The video has raised questions over whether parents should allow their young children to cycle on roads
Jeremy Vine and former Home Secretary Sajid Javid have clashed over who was in the wrong in a video of a car travelling “too close” to a five-year-old cyclist.
The video was posted by the Channel 5 television presenter on Twitter. It shows a father and his young son cycling on a road in Kensington, south west London.
The son asks if he should move to the side when he reaches an oncoming car, to which his parent says: “No you’re fine, carry on.”
The oncoming car does not stop to let the cyclists through, and the furious father said to his son that the driver “absolutely should have stopped”.
Vine, a well-known cycling advocate, posted the video to Twitter asking whether the five-year-old or driver was wrong.
Former Home Secretary and Tory MP Sajid Javid said “the 5-year old’s father” was wrong, sparking a debate about whether parents should allow young children to cycle on roads.
In response to Mr Javid, a number of parents tweeted Vine about their positive experiences with young children cycling. One mother said her daughter was “riding on the road before her third birthday”.
Vine tweeted: “Drivers put children in danger, and then totally lose the plot when someone points it out to them.”
In support, national lead for fatal collision investigation reporting, Andy Cox, wrote: “At the core of this is ‘driving culture’ and the need to be more patient, more observant, more respectful, and to focus more on prioritising safety above journey time.”
The young cyclists’ father Ashley, who originally posted the video on Twitter, was then interviewed on Jeremy Vine’s show on Friday.
He said he would “point the finger right back” at Mr Javid.
“I think he bears a huge amount of responsibilty personally.
“In his 2019 spending review, he didn’t announce any funding for active travel.”
Jeremy Vine also posed the question to guest Eve Pollard OBE on his show.
The author said: “The boy’s father is probably very proud of him but five is too little.”
“There are more accidents on the road.

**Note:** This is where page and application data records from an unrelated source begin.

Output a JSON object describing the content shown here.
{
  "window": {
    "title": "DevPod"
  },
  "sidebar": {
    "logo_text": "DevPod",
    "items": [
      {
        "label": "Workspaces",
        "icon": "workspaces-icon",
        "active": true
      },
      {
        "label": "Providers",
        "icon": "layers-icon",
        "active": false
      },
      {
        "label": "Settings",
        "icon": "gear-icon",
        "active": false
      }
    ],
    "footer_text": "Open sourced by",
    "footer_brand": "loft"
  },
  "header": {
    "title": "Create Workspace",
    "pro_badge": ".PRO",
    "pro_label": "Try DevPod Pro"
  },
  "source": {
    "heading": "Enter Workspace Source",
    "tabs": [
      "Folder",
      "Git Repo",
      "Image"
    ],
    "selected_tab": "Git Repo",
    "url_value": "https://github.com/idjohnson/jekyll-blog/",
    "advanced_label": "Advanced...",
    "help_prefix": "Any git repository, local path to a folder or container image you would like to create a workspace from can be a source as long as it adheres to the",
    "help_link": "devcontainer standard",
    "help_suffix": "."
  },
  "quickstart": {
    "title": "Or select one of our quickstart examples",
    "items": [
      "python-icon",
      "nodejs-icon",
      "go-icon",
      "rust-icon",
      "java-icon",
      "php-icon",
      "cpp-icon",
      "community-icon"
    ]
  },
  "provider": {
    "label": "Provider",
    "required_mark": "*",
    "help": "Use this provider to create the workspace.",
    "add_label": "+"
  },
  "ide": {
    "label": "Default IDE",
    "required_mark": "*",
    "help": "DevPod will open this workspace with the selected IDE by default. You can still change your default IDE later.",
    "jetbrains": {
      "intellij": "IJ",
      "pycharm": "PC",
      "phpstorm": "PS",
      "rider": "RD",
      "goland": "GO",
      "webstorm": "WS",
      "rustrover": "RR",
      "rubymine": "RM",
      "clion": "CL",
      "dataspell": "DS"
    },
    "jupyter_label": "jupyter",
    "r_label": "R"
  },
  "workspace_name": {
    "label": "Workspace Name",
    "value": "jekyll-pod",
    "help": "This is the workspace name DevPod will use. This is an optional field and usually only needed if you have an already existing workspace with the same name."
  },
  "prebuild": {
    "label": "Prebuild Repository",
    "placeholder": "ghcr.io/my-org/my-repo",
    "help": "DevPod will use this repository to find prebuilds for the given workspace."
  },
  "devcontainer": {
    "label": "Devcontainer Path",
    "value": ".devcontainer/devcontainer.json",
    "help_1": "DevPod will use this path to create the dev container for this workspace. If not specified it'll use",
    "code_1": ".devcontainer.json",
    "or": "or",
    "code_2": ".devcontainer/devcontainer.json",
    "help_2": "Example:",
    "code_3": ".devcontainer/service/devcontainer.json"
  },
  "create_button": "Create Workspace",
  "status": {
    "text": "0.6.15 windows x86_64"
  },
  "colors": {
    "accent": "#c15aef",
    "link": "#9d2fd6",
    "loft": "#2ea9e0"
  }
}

There are going up slightly. I’m terrified of knocking bicycles down.”